Page and application data records

────

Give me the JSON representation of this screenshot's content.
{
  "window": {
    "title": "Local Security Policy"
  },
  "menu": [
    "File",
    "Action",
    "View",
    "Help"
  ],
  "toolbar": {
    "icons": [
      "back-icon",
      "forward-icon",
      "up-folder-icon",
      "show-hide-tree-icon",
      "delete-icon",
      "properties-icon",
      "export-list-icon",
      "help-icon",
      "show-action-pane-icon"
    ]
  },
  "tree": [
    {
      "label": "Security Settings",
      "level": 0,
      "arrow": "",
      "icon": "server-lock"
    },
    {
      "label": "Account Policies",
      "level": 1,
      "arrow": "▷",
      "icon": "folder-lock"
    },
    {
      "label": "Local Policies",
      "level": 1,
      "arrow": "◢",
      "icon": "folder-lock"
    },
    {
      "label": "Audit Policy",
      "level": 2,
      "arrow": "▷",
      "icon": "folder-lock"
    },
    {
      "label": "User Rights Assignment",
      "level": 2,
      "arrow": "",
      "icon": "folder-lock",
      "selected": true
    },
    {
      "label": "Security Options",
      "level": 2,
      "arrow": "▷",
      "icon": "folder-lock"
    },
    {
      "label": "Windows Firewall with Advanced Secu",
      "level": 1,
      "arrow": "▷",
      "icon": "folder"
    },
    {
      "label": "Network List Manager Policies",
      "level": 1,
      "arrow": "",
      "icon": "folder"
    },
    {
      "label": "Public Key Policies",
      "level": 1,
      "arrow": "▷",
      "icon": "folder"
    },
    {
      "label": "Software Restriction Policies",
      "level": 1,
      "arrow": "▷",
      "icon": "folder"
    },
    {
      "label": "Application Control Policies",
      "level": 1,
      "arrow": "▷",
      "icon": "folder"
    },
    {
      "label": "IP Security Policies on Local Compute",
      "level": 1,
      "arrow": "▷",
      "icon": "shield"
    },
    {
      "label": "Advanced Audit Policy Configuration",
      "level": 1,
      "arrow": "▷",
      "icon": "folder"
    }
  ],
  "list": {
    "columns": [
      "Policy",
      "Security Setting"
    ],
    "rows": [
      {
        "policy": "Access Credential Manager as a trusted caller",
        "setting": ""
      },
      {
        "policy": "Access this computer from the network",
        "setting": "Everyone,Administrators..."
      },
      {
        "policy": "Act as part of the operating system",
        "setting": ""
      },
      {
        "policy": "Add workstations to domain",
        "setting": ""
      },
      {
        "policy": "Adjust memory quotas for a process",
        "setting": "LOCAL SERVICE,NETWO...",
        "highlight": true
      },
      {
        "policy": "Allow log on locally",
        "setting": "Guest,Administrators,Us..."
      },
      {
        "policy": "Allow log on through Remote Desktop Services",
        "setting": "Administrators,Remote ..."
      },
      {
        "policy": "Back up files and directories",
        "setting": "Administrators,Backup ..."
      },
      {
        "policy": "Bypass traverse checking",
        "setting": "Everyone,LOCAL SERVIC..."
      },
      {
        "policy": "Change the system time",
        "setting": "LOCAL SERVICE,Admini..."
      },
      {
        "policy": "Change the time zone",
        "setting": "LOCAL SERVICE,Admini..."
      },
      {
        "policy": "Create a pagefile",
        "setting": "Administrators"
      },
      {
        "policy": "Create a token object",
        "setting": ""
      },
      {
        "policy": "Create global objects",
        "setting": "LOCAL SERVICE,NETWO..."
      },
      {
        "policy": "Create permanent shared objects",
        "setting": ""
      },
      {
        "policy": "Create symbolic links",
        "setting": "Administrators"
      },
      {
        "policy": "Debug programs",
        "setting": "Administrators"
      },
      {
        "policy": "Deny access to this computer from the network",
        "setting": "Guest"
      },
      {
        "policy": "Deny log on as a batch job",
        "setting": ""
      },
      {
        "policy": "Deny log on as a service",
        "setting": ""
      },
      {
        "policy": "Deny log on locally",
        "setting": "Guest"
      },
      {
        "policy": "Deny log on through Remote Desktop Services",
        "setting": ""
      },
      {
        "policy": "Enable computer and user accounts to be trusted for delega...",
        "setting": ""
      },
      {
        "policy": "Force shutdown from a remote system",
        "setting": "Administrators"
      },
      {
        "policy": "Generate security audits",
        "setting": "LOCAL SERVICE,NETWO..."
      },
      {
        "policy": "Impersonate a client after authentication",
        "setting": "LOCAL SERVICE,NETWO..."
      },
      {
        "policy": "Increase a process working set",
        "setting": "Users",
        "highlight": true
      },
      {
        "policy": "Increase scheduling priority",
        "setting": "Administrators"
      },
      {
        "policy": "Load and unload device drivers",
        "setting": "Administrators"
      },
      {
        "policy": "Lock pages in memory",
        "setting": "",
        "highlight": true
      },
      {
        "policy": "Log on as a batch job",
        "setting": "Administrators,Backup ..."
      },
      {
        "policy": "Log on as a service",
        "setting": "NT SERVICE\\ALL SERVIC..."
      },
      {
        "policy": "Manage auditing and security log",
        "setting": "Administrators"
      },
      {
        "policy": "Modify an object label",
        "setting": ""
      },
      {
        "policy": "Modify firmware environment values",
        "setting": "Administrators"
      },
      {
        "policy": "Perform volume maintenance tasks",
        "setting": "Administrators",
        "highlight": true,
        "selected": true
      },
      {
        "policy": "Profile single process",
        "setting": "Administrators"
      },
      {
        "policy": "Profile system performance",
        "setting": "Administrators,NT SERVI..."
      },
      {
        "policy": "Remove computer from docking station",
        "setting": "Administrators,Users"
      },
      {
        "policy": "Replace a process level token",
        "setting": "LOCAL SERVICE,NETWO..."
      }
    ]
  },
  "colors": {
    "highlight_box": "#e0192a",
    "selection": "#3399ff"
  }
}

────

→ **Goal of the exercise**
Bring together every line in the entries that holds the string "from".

→ **Response to this task**
        "policy": "Access this computer from the network",
        "policy": "Deny access to this computer from the network",
        "policy": "Force shutdown from a remote system",
        "policy": "Remove computer from docking station",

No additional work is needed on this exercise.